Take Wright's two touchdowns, one each in the last two games. That's the beginning of a nice little run for Wright, but it takes on a little more significance when you consider that Wright is a) a Tampa Bay Buccaneers tight end and, b) a former undrafted rookie free agent.
See, the Buccaneers were getting virtually nothing from the tight end position this season (four catches for 44 yards and no scores through three weeks) until Wright began his surprising emergence in Week Four against Arizona. And certainly the Buccaneers have rarely seen this kind of out-of-the-box production from an undrafted rookie pass-catcher of any kind. Wright is just the third undrafted player in team history, in fact, to have at least two touchdown catches in his rookie season.
Go a step further and factor in that, until mid-June, Wright was by trade a wide receiver, the position he played throughout his college career at Rutgers.

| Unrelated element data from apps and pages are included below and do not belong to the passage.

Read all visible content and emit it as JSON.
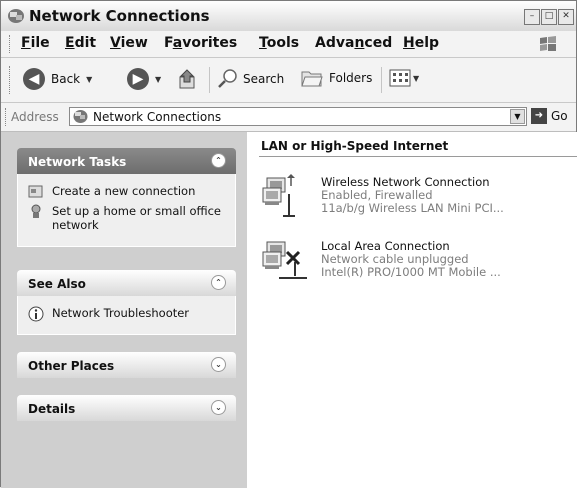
{
  "window": {
    "title": "Network Connections",
    "controls": [
      "min",
      "max",
      "close"
    ]
  },
  "menu": [
    {
      "label": "File",
      "u": "F",
      "rest": "ile"
    },
    {
      "label": "Edit",
      "u": "E",
      "rest": "dit"
    },
    {
      "label": "View",
      "u": "V",
      "rest": "iew"
    },
    {
      "label": "Favorites",
      "pre": "F",
      "u": "a",
      "rest": "vorites"
    },
    {
      "label": "Tools",
      "u": "T",
      "rest": "ools"
    },
    {
      "label": "Advanced",
      "pre": "Adva",
      "u": "n",
      "rest": "ced"
    },
    {
      "label": "Help",
      "u": "H",
      "rest": "elp"
    }
  ],
  "toolbar": {
    "back_label": "Back",
    "search_label": "Search",
    "folders_label": "Folders"
  },
  "address": {
    "label": "Address",
    "value": "Network Connections",
    "go_label": "Go"
  },
  "taskpane": {
    "network_tasks": {
      "title": "Network Tasks",
      "items": [
        "Create a new connection",
        "Set up a home or small office network"
      ]
    },
    "see_also": {
      "title": "See Also",
      "items": [
        "Network Troubleshooter"
      ]
    },
    "other_places": {
      "title": "Other Places"
    },
    "details": {
      "title": "Details"
    }
  },
  "content": {
    "group_title": "LAN or High-Speed Internet",
    "connections": [
      {
        "name": "Wireless Network Connection",
        "status": "Enabled, Firewalled",
        "device": "11a/b/g Wireless LAN Mini PCI..."
      },
      {
        "name": "Local Area Connection",
        "status": "Network cable unplugged",
        "device": "Intel(R) PRO/1000 MT Mobile ..."
      }
    ]
  }
}
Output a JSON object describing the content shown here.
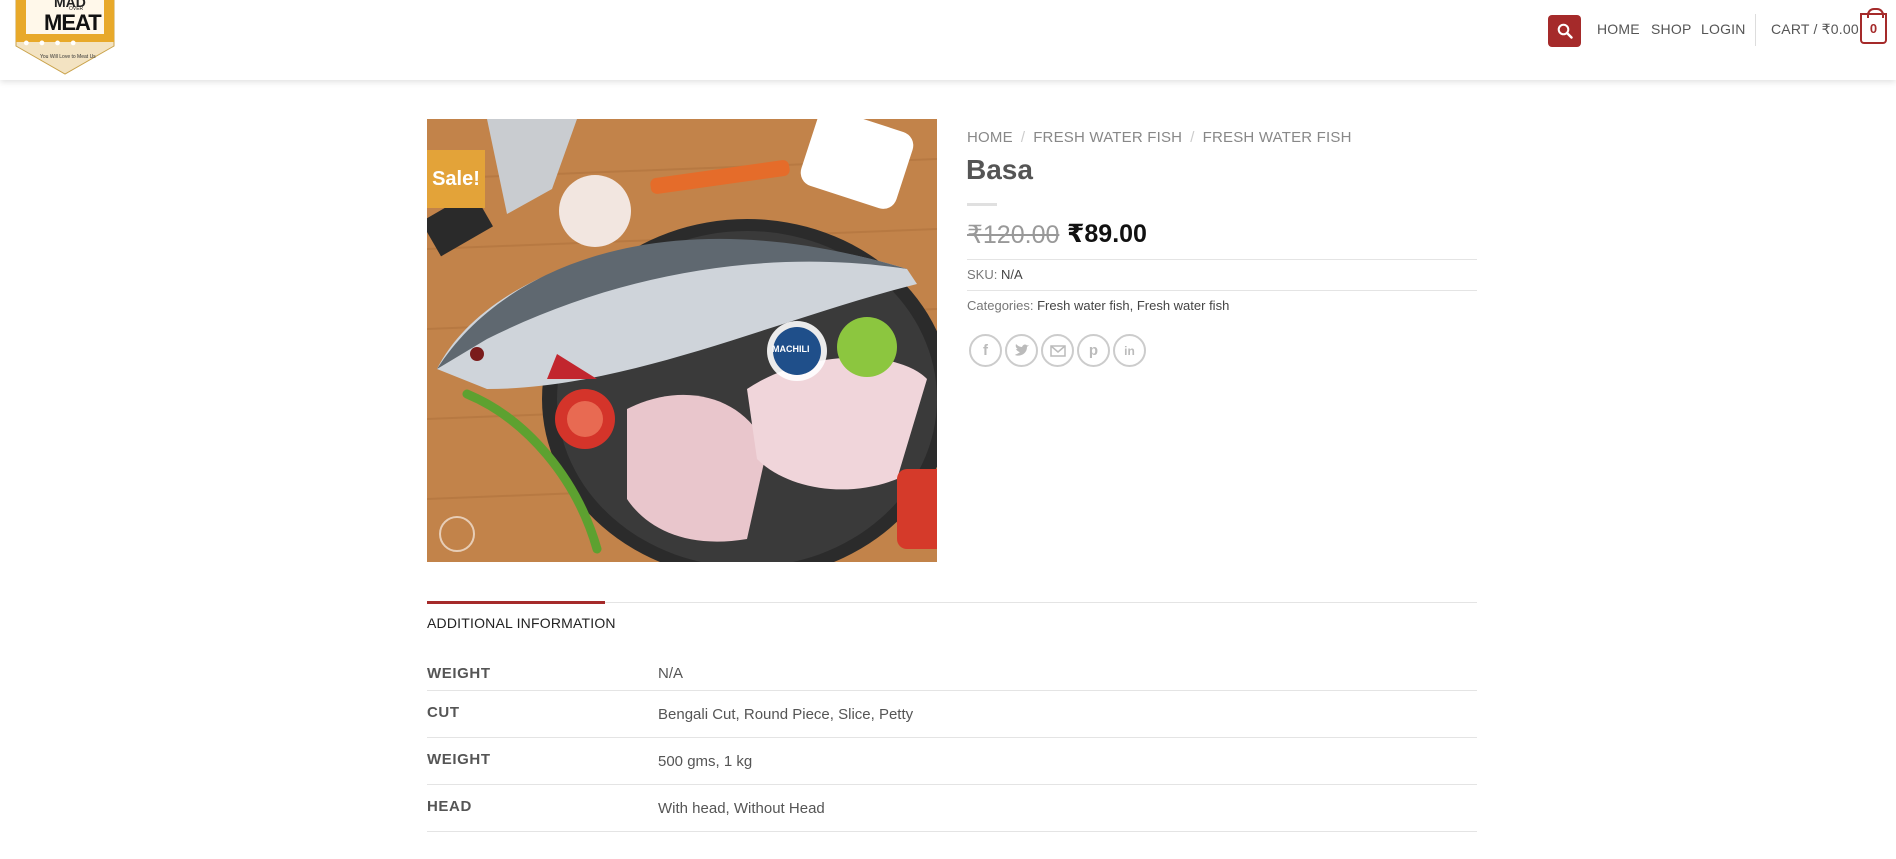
{
  "logo": {
    "top_text": "MAD",
    "small_text": "OVER",
    "main_text": "MEAT",
    "tagline": "You Will Love to Meat Us"
  },
  "nav": {
    "home": "HOME",
    "shop": "SHOP",
    "login": "LOGIN",
    "cart_label": "CART / ₹0.00",
    "cart_count": "0"
  },
  "product": {
    "sale_badge": "Sale!",
    "image_alt": "Basa fish with MACHILI logo",
    "brand_mark": "MACHILI",
    "breadcrumb": [
      "HOME",
      "FRESH WATER FISH",
      "FRESH WATER FISH"
    ],
    "title": "Basa",
    "price_old": "₹120.00",
    "price_new": "₹89.00",
    "sku_label": "SKU:",
    "sku_value": "N/A",
    "categories_label": "Categories:",
    "categories": [
      "Fresh water fish",
      "Fresh water fish"
    ]
  },
  "share_icons": [
    "facebook-icon",
    "twitter-icon",
    "email-icon",
    "pinterest-icon",
    "linkedin-icon"
  ],
  "tabs": {
    "active": "ADDITIONAL INFORMATION"
  },
  "attributes": [
    {
      "label": "WEIGHT",
      "value": "N/A"
    },
    {
      "label": "CUT",
      "value": "Bengali Cut, Round Piece, Slice, Petty"
    },
    {
      "label": "WEIGHT",
      "value": "500 gms, 1 kg"
    },
    {
      "label": "HEAD",
      "value": "With head, Without Head"
    }
  ],
  "colors": {
    "accent": "#a52a2a",
    "sale": "#e3a339",
    "logo_orange": "#e8a92a"
  }
}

That makes his production – 24 catches for 259 yards and two TDs – all the more impressive, and would seem to suggest a very high ceiling for the Bucs' latest conversion project.
“I don’t have the position down at all," he said on Monday with a wide smile, a day after catching four passes for 58 yards and a score in the Bucs' overtime loss in Seattle. "Every day, I go out there and work and try to get better, try to perfect my craft. There’s some similarities that go into it as [far] as being a catching tight end and being a receiver, but I feel like, when you’re down there, inside the lines, you’ve got to bow up. You’ve got to have a lot of heart. There’s a lot of technique that goes into it, but I feel like I’m learning, I feel like I’m progressing and I’m getting better at it.”
"I prepare like a professional; I don’t prepare like I’m an undrafted free agent rookie," he said. "I look at myself as a starter, and I just want to continue to do that and produce for my team.
“I just look at it as I’m a professional now. I go out there and I prepare like a professional. If things are coming to me, I feel like it’s an opportunity, and I just try to take full advantage of it. Coming in as an undrafted free agent, you had the odds stacked against you, but I feel like, as long as you work hard and keep faith, you take coaching and you carry yourself as a professional – you go out there and do your job – good things will come.”
Indeed they have so far for Wright, who has at least two catches in each of the last five games and is seeing ever-increasing snap totals as he proves he can handle the other aspects of being an NFL tight end. Obviously it was Wright's size (6-4, 220) that made the Buccaneers' coaching staff believe they could convert him to a more rugged position on offense, but there are plenty of tight ends of that size on the fringes of the NFL, trying to make it. The key is putting the whole package together, being at least reliable in all aspects of the position so that you're biggest strengths have a chance to emerge. On Monday, Head Coach Greg Schiano praised Wright for his efforts this season, and it had nothing to do with the valuable numbers he has been contributing to the offense. Rather, Schiano said that Wright has been doing a good job of executing his assignments for the last four games in a row.
Of course, Wright came to Tampa with some knowledge of what Schiano would be expecting of him, having played for the Bucs' coach during four of his five seasons at Rutgers (including a red-shirt year).
“I feel like it’s the details," said Wright. "Coach Schiano is a very detailed coach. That’s why, when I was coming in as a freshman, it was definitely a big step for me, when I was at Rutgers. All the details that he coached, it was something new to me, and I had to adjust to it, and I think that, over the five years that I was there, four years being with him, I grew to realize how important the details are in a football game. It’s a one-in-11 game – you’ve got to be responsible for your own job and then the 10 other guys on the field at that time have to be responsible for their job – and when 11 people collectively work together and execute their job, good things will happen."
When 11 people collectively work together and execute their job, good things will happen.
“I feel like we do have a little connection that goes unseen, that goes between the lines, that we worked on in the offseason and different things like that, talking over it in the meeting rooms and different things of that nature," said Wright of his relationship with his quarterback. "We have a great connection working together, and it’s coming along for us.”